Scandal-plagued Malaysian party poised to win PM race

Kuala Lumpur (AFP) –


A scandal-plagued Malaysian party looked set Thursday to regain the country's leadership that it lost at landmark elections three years ago, after the last prime minister resigned this week.

Muhyiddin Yassin quit Monday after a turbulent 17 months in office when allies withdrew support, and amid mounting anger at his government's handling of a worsening coronavirus outbreak.

With an election ruled out due to the pandemic, the king will pick the country's next leader based on who commands majority support in parliament.

Ismail Sabri Yaakob, who was deputy premier in Muhyiddin's coalition, has received the backing of 114 out of 220 lawmakers, the Star newspaper reported.

The 61-year-old's supporters were called to the national palace Thursday to confirm their pick, one of his backers, MP Ahmad Maslan, said on Twitter.

If confirmed, it means the United Malays National Organisation (UMNO), the lynchpin of a coalition that ruled Malaysia for six decades until losing power in 2018, will reclaim the premiership.

The party was already part of the last government, although Muhyiddin is from a different group.

"People who voted for change in 2018 will not be looking favourably to his appointment, and it will be an unelected appointment," said Bridget Welsh, a Malaysia expert from the University of Nottingham.

"So you will see polarisation continue."

An official announcement is expected Friday after a meeting of the country's royals.

UMNO was booted out of power after facing a storm of corruption cases, notably the 1MDB scandal.

Billions of dollars were looted from sovereign wealth fund 1MDB in a fraud involving ex-leader Najib Razak, and spent on everything from a super-yacht to pricey artwork.

Najib has been convicted and sentenced to 12 years in jail, although he remains free pending an appeal.

Analysts have warned that UMNO regaining the premiership could have implications for Najib's case, and for several other MPs facing corruption charges.

Meanwhile, the other main contender for the premiership, long-time opposition leader Anwar Ibrahim, looks set to lose out.

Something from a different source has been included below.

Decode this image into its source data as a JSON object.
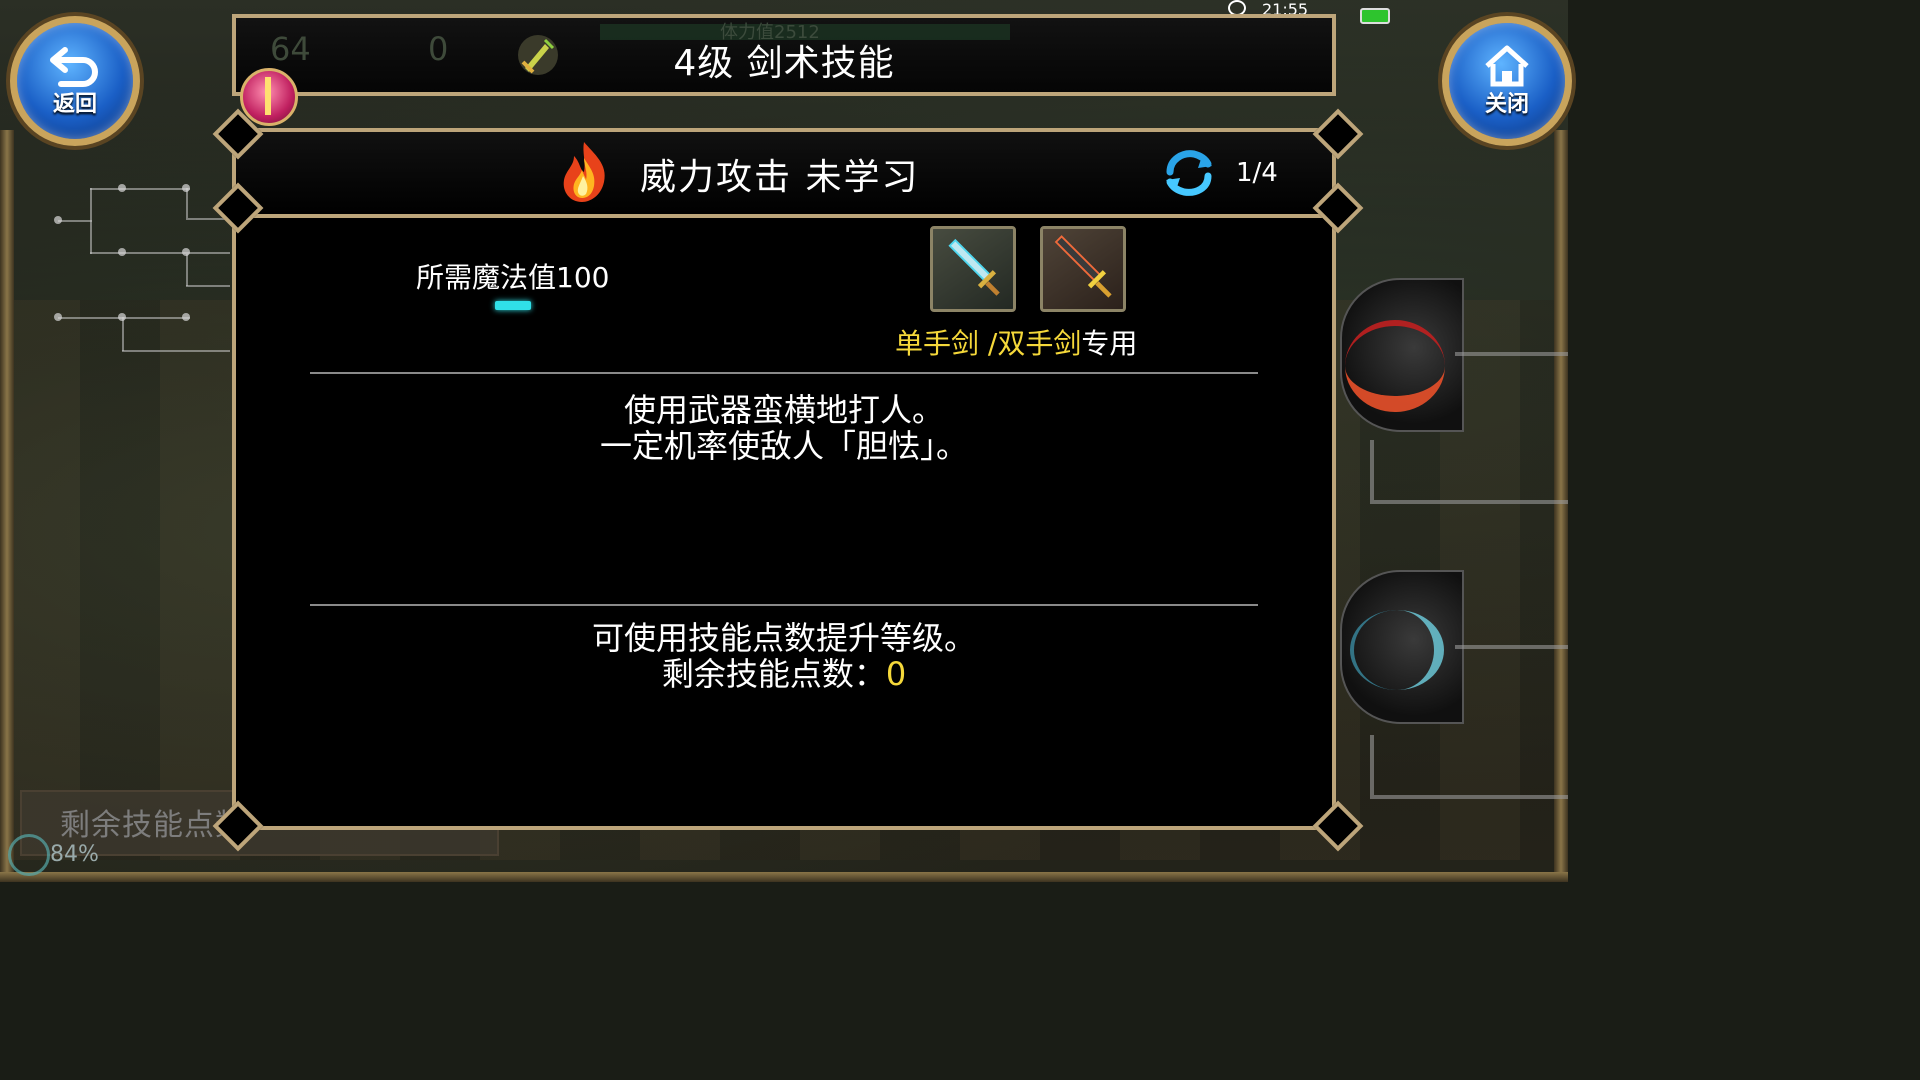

Following the 2018 polls, a reformist alliance headed by Mahathir Mohamad took power.

But that government collapsed last year amid infighting, paving the way for Muhyiddin to take power without a vote.